This goal was implemented in six pragmatic steps in a joint project with employees from Purchasing, Supplier Management, Controlling, and Sustainability (see figure 1). The focus was on deriving a self-contained sustainability toolbox from engelhorn’s purchasing strategy and quickly implementing it with suppliers. The most important building blocks:
- The Human Rights Policy Statement and the Code of Conduct lay the foundation for responsible action by engelhorn and its suppliers in the social, ecological, and ethical areas.
- These requirements are further specified in tender documents and supplier questionnaires, for example. They are made mandatory in supplier qualification and integrated into supplier agreements/contracts.
- Compliance with the requirements is continuously monitored as part of the purchasing and supplier rating Appropriate measures are initiated in the event of non-compliance.
- The results of the entire process are tracked as part of ESG monitoring and reported to management. In addition, they are continuously incorporated into engelhorn’s sustainability reporting.
“With this new approach, engelhorn is effectively and pragmatically integrating sustainability criteria into its purchasing and supplier management. This implements both legal and customer requirements and creates a good starting point for realizing further steps with regard to the Supply Chain Act from 2023/24,” confirms Thomas Ebel, Partner at CAMELOT Management Consultants.
“The first step has been taken; the concept and the plan are in place.
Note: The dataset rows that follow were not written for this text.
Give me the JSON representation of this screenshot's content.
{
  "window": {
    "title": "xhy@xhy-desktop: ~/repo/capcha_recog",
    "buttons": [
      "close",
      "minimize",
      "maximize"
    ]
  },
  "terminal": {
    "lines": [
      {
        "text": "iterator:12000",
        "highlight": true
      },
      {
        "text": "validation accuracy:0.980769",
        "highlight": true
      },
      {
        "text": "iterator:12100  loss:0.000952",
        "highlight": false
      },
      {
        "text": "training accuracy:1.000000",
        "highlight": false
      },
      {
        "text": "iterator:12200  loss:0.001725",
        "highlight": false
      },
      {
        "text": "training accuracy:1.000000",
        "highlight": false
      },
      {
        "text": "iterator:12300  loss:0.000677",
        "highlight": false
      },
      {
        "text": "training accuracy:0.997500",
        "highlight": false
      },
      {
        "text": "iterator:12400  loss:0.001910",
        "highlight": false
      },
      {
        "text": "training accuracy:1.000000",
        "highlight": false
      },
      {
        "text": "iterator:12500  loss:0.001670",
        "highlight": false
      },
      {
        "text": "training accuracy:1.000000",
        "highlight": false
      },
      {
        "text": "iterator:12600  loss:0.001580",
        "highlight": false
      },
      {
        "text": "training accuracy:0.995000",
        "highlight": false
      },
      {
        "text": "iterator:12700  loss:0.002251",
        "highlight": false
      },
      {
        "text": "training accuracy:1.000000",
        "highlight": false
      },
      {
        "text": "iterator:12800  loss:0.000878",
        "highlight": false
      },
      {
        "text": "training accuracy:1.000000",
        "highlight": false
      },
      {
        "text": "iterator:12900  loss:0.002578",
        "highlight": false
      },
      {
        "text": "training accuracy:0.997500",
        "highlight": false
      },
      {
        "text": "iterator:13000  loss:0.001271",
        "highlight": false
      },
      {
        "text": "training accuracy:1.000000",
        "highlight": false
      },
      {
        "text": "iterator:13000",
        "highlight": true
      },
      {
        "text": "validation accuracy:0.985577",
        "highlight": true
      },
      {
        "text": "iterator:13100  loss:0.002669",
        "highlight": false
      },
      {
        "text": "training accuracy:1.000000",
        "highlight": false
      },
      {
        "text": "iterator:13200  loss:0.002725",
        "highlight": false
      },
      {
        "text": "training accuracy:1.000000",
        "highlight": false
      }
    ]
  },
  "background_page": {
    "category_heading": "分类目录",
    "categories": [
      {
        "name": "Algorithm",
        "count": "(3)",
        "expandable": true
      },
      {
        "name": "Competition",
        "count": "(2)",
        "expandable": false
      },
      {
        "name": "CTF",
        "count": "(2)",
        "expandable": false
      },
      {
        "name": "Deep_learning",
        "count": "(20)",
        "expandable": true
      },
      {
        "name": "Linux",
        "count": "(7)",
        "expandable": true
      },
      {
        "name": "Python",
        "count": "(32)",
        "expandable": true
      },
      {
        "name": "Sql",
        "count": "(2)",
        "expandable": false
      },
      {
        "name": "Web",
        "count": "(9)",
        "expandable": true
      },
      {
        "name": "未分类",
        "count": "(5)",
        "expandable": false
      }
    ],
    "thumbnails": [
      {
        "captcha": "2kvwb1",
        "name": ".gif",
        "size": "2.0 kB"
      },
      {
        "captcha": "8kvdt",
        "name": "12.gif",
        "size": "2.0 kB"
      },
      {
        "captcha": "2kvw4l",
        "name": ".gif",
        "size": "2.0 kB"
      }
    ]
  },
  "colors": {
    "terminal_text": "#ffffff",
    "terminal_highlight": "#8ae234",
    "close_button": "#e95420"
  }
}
Now it is a matter of implementing and realizing this process with the many suppliers,” emphasizes Simon Engelhorn.